The reason seems to be that women are generally more inquisitive than men and live in a world that has been dominated by men for thousands and thousands of years. They have been shown the way by men to do so many things, outside the home. Inside the home it is they who tend to show the way. The home is a smaller area of space (sometimes with far reaching consequence); the outside world is a larger space with consequences of a different kind. When novels deal with homes and the outside world (in its serious dimensions) they get the attention of people because of their mature, serious and significant subject matter. But if novels contain frivolous stuff like the envy of a woman whose friend has hooked more men in a year than she has in a decade (or the story of how attractive one can be) the story will not involve men to the same extent. The same would be equally true of a male-centric story that touches upon a trivial matter.
Women’s fiction must have the potential to elevate womanhood or to make a woman feel good being a woman instead of feeling slighted in a man’s world. Just thinking about the skin, clothes, hairstyles and perfumes could never be equated with the heart, serious relationships, agonies and ecstasies. A story that tells of a home-making or home-breaking experience will always be more significant than one which deals with an affair of much less significance. Affairs may appeal to some men and women for some time but they will never impact them as much as novels that foreground more deep human experience.
I cannot speak for others with the same authority but I know that the women in The Tailor’s Needle deal with very deep emotions and experiences. There are lighter moments in the novel but these are only moments in the novel, not its basic fabric. Take for instance the woman-character, Jamuna. She has the smallest role. She is a second wife of a wealthy man who has lost his first wife and needs another woman to look after his children. He has little feeling for her and yet she must feel for him if she is to survive in the household. She will always be in that position. She marries him only because she is neither from a rich family nor is she good looking. Without marriage she will just wither away. The sadness of her story is touching in a serious way. Chick Lit is alright with women but must not strive to rope in too many men.
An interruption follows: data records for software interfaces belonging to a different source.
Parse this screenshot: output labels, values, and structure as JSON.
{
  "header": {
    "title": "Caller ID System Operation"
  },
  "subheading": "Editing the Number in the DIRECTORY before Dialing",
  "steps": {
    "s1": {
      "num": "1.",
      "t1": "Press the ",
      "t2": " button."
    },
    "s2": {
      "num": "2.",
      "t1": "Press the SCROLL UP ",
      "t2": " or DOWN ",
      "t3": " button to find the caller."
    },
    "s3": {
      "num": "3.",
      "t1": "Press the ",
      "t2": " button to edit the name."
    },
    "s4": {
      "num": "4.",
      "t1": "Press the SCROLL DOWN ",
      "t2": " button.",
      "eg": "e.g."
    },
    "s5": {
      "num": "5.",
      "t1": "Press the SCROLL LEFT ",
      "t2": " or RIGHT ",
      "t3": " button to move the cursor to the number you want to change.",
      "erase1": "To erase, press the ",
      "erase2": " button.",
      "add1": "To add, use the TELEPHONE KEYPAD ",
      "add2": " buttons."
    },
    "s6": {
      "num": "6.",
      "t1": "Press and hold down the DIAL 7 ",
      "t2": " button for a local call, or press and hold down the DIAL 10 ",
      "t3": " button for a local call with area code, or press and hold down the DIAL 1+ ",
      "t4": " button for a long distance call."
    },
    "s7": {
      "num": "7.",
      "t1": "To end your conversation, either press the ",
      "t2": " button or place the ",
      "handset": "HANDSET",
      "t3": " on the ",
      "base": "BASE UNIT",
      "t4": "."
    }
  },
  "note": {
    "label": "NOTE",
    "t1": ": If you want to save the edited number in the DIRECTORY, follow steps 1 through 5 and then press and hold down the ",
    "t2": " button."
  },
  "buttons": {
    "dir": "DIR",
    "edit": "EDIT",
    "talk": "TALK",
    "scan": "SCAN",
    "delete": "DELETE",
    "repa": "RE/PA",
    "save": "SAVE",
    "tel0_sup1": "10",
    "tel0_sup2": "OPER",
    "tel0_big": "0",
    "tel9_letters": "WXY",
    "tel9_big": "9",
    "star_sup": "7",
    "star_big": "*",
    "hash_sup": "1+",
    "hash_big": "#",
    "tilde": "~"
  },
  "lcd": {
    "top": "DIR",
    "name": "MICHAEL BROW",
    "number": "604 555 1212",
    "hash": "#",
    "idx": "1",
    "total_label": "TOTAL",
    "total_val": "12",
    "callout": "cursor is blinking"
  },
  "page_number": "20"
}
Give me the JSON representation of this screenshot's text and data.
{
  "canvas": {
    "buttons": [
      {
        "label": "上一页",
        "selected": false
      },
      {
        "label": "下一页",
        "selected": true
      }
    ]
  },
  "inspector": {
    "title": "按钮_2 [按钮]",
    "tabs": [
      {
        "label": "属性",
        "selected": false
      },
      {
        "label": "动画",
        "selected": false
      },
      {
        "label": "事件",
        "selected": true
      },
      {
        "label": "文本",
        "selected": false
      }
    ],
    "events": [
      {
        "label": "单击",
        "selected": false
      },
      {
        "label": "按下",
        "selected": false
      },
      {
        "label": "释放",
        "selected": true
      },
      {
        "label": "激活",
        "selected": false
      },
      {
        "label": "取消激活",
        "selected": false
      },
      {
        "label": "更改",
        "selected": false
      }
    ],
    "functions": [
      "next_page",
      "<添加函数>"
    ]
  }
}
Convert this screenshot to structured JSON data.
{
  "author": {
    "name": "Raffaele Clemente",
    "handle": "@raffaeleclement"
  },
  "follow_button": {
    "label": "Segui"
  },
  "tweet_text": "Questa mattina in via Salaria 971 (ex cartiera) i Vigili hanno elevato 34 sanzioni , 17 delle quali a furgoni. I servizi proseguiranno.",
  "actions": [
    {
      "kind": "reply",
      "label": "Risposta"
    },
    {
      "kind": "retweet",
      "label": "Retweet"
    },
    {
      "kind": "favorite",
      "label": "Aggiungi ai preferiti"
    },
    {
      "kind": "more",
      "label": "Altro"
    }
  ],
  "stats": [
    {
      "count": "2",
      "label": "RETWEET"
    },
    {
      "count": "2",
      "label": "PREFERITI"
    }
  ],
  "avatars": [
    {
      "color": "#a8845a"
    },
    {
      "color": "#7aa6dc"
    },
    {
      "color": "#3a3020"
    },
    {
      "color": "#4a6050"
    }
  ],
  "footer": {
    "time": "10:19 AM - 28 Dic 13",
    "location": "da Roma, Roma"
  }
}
I sat alone, disenchanted, sullen,
With nothing to pride in, no cheer.
No lust remaining, no trust;
No music soothing, no narrative hook.
Then came a lightening insight, tearing
The dismal, the opaque dark.
Like a lark tweeting a spark of wisdom:
“The mind needs facts, give it them.
Unadorned facts is its need:
No embroidery no hem;
The thing reduced to the seed.”
Is that what I want, I wondered; not satisfied.
My need is different, not hard, dried and roasted facts.
Ideas are better, one like me wants them more.
But no ship of mine could sail on these too,
Without the wind to push it through.
A mast was needed, sail was crucial.
I needed a pushing oar,
That took me on ahead of others
Dispelling quite gloom and despair.
Then popped up from in me something;
A voice different in tone and scope;
I was arrested by its candour;
It did carry some conviction:
“What you need is to flap your soul;
To flutter it like a bird’s wings.
Notice in it the burning coal.
And do allow it to sing.”
My soul seemed too glum to stir up
Darkness did my light dispel.
Those are things long dead now for me.
Who can now flap up the wings?
Who can see glowing fresh coal?
And who can roll out the music,
That can stir up a hornet’s nest?
Where can I find the kindled candle
That will change darkness to light?